Saddle stitching is the simplest form of binding: two staples are inserted into the spine, holding all of the pages together.
First the cover and book block are collated, with signatures placed one inside the other. Most saddle-stitched projects contain 3 or fewer signatures so that there aren’t more pages than the staples can handle.
Next, the collated pages are put through a stitching machine for stapling. The pages are draped across either side of a “saddle” belt that runs along the entire machine, and the V-shaped belt helps align all the pages at the central fold. The project then moves down the line and staples are inserted at the crease.

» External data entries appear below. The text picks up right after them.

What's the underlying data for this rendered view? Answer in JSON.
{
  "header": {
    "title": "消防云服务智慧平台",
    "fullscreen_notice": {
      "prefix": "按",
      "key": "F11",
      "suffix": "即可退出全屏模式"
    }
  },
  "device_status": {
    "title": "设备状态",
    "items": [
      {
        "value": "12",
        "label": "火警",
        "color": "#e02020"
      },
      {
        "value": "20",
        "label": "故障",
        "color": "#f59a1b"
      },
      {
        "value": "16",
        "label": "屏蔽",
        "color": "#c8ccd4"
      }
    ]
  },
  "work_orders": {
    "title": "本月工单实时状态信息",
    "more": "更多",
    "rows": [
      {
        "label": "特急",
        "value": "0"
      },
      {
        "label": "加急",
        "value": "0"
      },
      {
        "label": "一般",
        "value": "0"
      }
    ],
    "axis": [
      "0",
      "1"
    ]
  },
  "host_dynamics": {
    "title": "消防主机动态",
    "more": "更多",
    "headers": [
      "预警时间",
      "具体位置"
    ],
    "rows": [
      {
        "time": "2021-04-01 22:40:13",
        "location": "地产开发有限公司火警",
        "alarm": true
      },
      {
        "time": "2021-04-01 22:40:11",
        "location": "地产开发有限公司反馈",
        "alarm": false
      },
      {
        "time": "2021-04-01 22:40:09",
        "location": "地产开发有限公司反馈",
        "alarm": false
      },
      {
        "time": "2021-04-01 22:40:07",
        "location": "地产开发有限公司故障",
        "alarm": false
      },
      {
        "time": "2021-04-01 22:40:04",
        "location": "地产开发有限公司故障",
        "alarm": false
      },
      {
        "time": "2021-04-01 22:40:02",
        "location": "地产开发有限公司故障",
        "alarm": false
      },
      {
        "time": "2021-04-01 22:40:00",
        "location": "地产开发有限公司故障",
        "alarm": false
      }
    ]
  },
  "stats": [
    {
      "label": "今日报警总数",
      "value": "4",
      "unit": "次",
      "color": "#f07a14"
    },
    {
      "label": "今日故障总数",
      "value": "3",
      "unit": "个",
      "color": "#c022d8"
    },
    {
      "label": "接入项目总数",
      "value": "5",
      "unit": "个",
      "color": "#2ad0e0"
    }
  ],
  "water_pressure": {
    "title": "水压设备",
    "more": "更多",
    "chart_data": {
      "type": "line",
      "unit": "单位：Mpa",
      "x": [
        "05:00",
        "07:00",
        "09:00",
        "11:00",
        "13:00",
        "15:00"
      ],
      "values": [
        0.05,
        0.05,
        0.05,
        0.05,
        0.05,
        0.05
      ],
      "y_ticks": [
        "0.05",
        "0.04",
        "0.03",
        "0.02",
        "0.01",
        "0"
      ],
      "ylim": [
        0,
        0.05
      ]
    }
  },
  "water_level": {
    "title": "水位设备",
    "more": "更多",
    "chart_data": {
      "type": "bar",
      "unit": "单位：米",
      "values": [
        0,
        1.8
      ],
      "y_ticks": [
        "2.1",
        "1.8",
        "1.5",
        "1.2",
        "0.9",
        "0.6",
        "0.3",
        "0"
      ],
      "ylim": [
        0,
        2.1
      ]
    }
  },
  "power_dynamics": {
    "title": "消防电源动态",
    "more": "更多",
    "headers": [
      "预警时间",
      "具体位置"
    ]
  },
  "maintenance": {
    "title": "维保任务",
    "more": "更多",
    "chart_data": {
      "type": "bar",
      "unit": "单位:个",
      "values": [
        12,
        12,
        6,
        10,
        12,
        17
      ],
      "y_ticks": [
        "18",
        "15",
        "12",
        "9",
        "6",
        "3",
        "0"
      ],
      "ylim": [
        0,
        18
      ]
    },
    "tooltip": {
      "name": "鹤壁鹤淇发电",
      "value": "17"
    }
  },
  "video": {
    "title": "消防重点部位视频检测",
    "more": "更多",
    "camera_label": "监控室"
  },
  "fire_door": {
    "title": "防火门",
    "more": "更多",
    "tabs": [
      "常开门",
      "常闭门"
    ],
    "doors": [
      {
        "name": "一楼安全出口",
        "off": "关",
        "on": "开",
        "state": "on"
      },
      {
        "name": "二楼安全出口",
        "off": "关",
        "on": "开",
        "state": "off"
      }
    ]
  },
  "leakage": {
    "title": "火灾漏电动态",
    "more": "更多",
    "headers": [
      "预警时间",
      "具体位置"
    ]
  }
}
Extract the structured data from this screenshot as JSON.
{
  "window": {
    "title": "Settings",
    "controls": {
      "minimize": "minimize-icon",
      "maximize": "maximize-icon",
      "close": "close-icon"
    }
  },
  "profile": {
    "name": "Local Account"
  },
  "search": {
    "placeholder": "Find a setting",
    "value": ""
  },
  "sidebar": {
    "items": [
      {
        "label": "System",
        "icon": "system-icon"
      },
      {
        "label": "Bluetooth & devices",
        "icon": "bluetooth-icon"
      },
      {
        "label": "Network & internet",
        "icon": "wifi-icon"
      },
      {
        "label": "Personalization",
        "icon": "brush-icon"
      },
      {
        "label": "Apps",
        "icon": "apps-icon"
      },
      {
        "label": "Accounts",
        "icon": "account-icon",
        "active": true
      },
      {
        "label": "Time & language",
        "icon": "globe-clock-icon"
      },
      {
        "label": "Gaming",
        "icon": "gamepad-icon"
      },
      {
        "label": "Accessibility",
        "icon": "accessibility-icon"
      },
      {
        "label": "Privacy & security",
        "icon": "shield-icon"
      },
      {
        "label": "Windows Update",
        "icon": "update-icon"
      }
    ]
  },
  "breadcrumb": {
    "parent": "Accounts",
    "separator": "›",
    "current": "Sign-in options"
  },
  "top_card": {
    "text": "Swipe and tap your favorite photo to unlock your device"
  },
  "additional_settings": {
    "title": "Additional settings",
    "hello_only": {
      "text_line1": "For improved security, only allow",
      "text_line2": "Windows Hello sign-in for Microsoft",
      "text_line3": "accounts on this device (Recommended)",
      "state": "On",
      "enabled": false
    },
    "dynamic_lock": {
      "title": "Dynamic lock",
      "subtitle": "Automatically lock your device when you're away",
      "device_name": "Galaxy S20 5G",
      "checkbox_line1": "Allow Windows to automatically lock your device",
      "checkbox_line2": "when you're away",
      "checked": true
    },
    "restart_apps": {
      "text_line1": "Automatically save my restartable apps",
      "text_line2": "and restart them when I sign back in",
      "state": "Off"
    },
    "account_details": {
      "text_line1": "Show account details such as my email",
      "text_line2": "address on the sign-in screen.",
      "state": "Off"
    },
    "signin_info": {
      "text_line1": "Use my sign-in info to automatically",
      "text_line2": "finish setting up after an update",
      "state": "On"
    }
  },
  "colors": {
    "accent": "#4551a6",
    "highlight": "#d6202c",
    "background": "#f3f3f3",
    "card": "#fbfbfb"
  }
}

Finally, the stapled project is trimmed down to its final size in a guillotine.